* Web page and app entries
□ □ □ □ □

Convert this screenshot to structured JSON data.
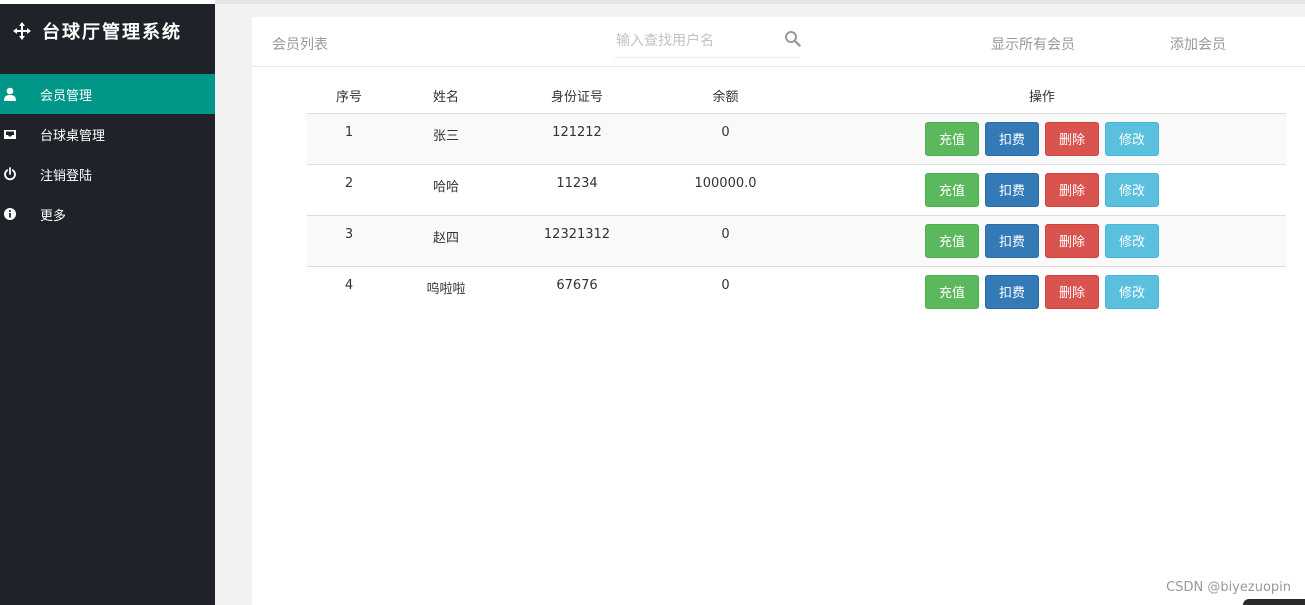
{
  "app": {
    "title": "台球厅管理系统"
  },
  "sidebar": {
    "items": [
      {
        "label": "会员管理",
        "icon": "user-icon",
        "active": true
      },
      {
        "label": "台球桌管理",
        "icon": "inbox-icon",
        "active": false
      },
      {
        "label": "注销登陆",
        "icon": "power-icon",
        "active": false
      },
      {
        "label": "更多",
        "icon": "info-icon",
        "active": false
      }
    ]
  },
  "header": {
    "title": "会员列表",
    "search_placeholder": "输入查找用户名",
    "search_value": "",
    "show_all_label": "显示所有会员",
    "add_member_label": "添加会员"
  },
  "table": {
    "columns": [
      "序号",
      "姓名",
      "身份证号",
      "余额",
      "操作"
    ],
    "rows": [
      [
        "1",
        "张三",
        "121212",
        "0"
      ],
      [
        "2",
        "哈哈",
        "11234",
        "100000.0"
      ],
      [
        "3",
        "赵四",
        "12321312",
        "0"
      ],
      [
        "4",
        "呜啦啦",
        "67676",
        "0"
      ]
    ],
    "actions": {
      "recharge": "充值",
      "deduct": "扣费",
      "delete": "删除",
      "edit": "修改"
    }
  },
  "watermark": "CSDN @biyezuopin",
  "colors": {
    "sidebar_bg": "#1f2229",
    "active_item": "#009688",
    "recharge": "#5cb85c",
    "deduct": "#337ab7",
    "delete": "#d9534f",
    "edit": "#5bc0de"
  }
}
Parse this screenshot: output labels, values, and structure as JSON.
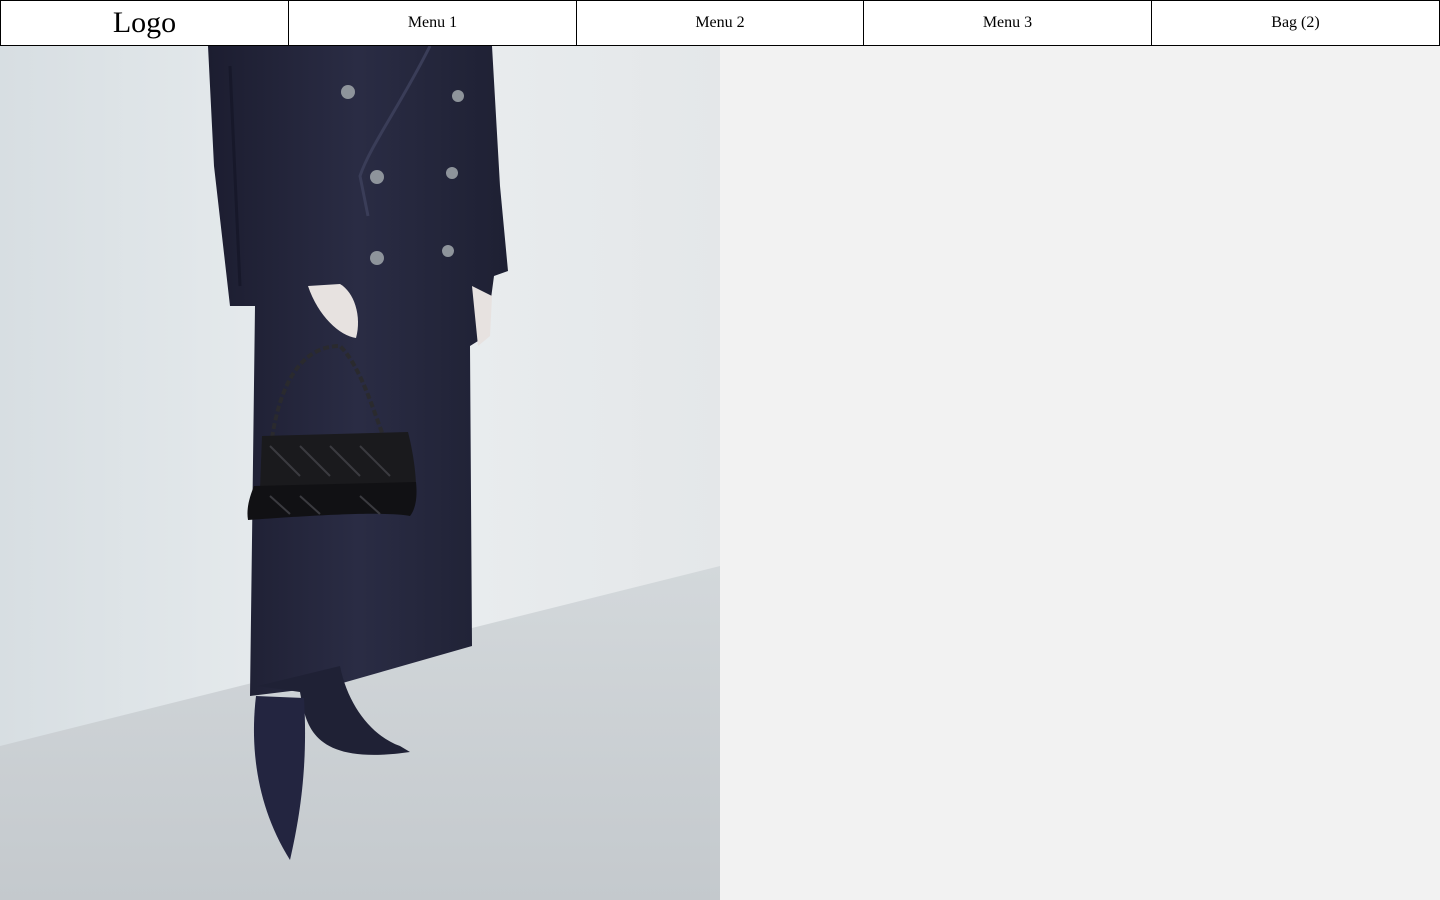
{
  "header": {
    "logo": "Logo",
    "menu": [
      {
        "label": "Menu 1"
      },
      {
        "label": "Menu 2"
      },
      {
        "label": "Menu 3"
      }
    ],
    "bag_label": "Bag (2)"
  },
  "hero": {
    "image_subject": "model in long navy double-breasted coat holding black quilted handbag, pointed navy boots",
    "right_panel_color": "#f2f2f2"
  },
  "colors": {
    "border": "#000000",
    "background": "#ffffff",
    "coat": "#23253a",
    "wall": "#e2e7ea",
    "floor": "#c9ced2"
  }
}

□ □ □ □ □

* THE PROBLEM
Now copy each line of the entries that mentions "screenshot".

* ANSWER BELOW
Convert this screenshot to structured JSON data.
Parse this screenshot: output labels, values, and structure as JSON.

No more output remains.